◆ Action item ◆
Find the word "duration" below. Copy each line that has it.

◆ Excerpted data ◆

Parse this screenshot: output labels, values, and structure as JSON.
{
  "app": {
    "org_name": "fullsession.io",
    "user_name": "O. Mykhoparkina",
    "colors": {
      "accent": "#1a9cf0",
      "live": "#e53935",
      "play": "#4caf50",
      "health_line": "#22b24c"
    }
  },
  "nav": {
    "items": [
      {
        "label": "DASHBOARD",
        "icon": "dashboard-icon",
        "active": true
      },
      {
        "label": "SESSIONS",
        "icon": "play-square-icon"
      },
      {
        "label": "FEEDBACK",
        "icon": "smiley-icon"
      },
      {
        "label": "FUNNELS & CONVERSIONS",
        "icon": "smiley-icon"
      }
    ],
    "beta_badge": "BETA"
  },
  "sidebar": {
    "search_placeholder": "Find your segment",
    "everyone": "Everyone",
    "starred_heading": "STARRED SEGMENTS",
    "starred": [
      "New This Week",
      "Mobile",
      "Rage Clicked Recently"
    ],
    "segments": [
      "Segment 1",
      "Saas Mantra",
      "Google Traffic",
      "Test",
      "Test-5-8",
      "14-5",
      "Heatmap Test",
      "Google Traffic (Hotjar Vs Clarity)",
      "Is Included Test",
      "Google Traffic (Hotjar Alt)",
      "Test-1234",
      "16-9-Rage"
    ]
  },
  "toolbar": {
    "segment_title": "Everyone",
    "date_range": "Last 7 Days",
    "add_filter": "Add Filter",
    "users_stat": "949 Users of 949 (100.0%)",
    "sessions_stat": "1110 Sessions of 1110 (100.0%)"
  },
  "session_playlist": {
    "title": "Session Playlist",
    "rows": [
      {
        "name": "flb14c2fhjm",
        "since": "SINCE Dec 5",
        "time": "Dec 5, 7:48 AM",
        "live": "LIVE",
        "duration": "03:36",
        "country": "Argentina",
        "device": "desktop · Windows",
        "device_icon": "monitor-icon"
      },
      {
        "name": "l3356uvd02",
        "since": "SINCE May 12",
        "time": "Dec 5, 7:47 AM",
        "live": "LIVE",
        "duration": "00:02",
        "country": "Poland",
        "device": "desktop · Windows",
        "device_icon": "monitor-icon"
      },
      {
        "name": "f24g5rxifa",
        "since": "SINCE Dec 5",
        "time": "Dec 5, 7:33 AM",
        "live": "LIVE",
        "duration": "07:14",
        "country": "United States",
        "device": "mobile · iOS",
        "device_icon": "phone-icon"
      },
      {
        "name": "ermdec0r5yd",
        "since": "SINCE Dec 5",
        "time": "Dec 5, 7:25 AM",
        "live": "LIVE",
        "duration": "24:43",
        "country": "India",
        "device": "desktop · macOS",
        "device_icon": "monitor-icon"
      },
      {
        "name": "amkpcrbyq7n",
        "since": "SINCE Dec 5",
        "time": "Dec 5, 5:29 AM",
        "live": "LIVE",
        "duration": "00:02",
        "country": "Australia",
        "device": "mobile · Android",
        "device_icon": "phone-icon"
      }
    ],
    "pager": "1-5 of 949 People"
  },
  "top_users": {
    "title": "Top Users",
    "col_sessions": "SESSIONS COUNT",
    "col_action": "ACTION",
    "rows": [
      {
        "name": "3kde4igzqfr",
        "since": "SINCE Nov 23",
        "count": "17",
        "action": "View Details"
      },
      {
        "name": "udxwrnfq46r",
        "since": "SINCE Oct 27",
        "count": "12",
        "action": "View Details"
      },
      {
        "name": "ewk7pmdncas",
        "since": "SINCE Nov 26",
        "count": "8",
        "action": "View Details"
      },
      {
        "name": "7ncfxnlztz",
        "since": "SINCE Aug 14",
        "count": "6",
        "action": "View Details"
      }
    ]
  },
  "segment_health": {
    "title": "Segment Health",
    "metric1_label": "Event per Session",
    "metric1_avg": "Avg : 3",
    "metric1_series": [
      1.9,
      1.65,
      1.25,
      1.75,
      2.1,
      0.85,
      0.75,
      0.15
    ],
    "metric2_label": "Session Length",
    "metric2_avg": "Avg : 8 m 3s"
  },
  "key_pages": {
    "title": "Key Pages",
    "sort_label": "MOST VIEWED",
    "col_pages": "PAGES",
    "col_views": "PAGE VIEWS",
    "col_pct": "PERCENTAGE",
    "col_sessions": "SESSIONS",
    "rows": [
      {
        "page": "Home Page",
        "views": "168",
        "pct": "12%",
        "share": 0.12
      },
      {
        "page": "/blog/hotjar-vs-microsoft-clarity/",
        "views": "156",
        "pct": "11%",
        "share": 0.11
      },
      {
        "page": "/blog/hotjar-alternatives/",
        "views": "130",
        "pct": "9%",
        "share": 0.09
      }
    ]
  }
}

◆ Output ◆
        "duration": "03:36",
        "duration": "00:02",
        "duration": "07:14",
        "duration": "24:43",
        "duration": "00:02",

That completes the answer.